The Law School’s Inclusion & Diversity Committee (IDC) has engaged in a multi-year project to address a broad range of diversity-related issues on campus. The Committee’s mission is to foster and support diversity in all respects, with special attentiveness to groups historically or currently under-represented in the law or in leadership in the legal profession, including on the basis of race, ethnicity, sex, gender identity, sexual orientation, socioeconomic status, religion, and mental or physical disability. Specifically, as regards the faculty, staff, administrators, and students of NYU Law, the IDC aims to ensure that diverse groups are represented and supported, and diverse viewpoints are heard and respected. The IDC has worked to  pay structural attention to student climate issues, including peer-to-peer and classroom interactions; to give attention to academic opportunity and success, including teaching assistant and research assistant opportunities, extracurricular activities, honors and awards, and student advising; to support sustained attention to diversity in faculty hiring, student admissions and recruitment; to identify and rectify any recurring sources of conflict on issues of inclusion, and to strategically advise the Dean, vice deans, and heads of faculty committees on issues of diversity and inclusion.

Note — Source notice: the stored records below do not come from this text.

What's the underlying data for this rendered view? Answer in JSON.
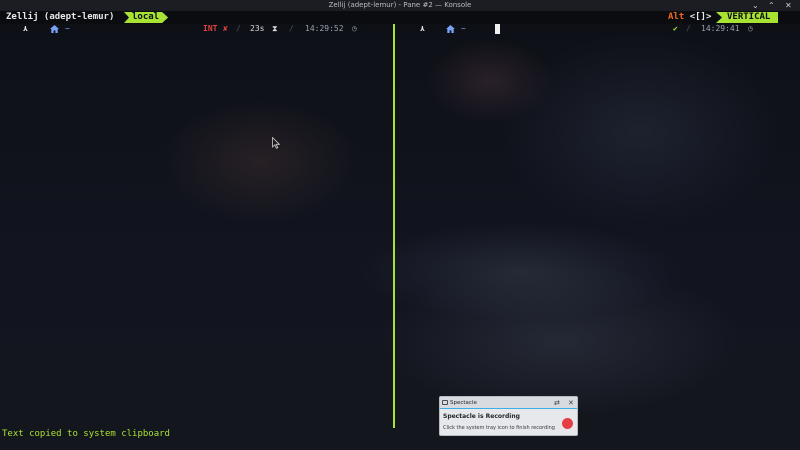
{
  "window": {
    "title": "Zellij (adept-lemur) - Pane #2 — Konsole",
    "minimize_glyph": "⌄",
    "maximize_glyph": "⌃",
    "close_glyph": "✕"
  },
  "zellij": {
    "session_label": "Zellij (adept-lemur)",
    "tab_label": "local",
    "modifier_key": "Alt",
    "modifier_hint": "<[]>",
    "mode": "VERTICAL"
  },
  "left_pane": {
    "os_glyph": "⋏",
    "dir": "~",
    "status_text": "INT",
    "status_glyph": "✘",
    "duration": "23s",
    "duration_glyph": "⧗",
    "separator": "/",
    "time": "14:29:52",
    "clock_glyph": "◷"
  },
  "right_pane": {
    "os_glyph": "⋏",
    "dir": "~",
    "ok_glyph": "✔",
    "separator": "/",
    "time": "14:29:41",
    "clock_glyph": "◷"
  },
  "status_message": "Text copied to system clipboard",
  "notification": {
    "app_name": "Spectacle",
    "title": "Spectacle is Recording",
    "body": "Click the system tray icon to finish recording",
    "configure_glyph": "⇄",
    "close_glyph": "✕"
  },
  "colors": {
    "accent": "#a8e232",
    "error": "#e0443d",
    "modifier": "#f2681f",
    "ok": "#a8e232",
    "record": "#e53f44"
  }
}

The school hired its first Assistant Dean for Diversity and Inclusion who works with the Inclusion and Diversity Committee, collaborates with the Office of Student Affairs, acts as a resource for faculty, and serves as a thought partner and strategic advisor to the community at large.

Inclusion has been at the forefront of new student orientation, emphasizing that inclusion is a core community value. Through programming and events, students are introduced to some of the ways diversity and identity may arise in the coursework and class discussions.

To enrich the intellectual life and contribute to thought leadership on inclusion, NYU Law has launched three new centers focused on advancing diversity, inclusion, and equity: The Center for Diversity, Inclusion and Belonging, the Center on Race, Inequality and the Law, and the Birnbaum Women’s Leadership Network. These centers signal to the Law School community and the world the centrality of these issues to our intellectual life. They also provide new and expanded opportunities for students to engage in legal work, attend conferences and events, and seek out training in these areas.

While this list is not exhaustive, it does provide some illustrative examples of how the school is working to be inclusive and welcoming to all.

NYU Law places tremendous value on being a community whose diversity reflects the broader world and where students, faculty, and staff from all backgrounds feel equally able to benefit from our resources and the richness of our intellectual life. We are proud of our achievements and look forward to seeking ways to continue to improve upon our successes across the entire institution.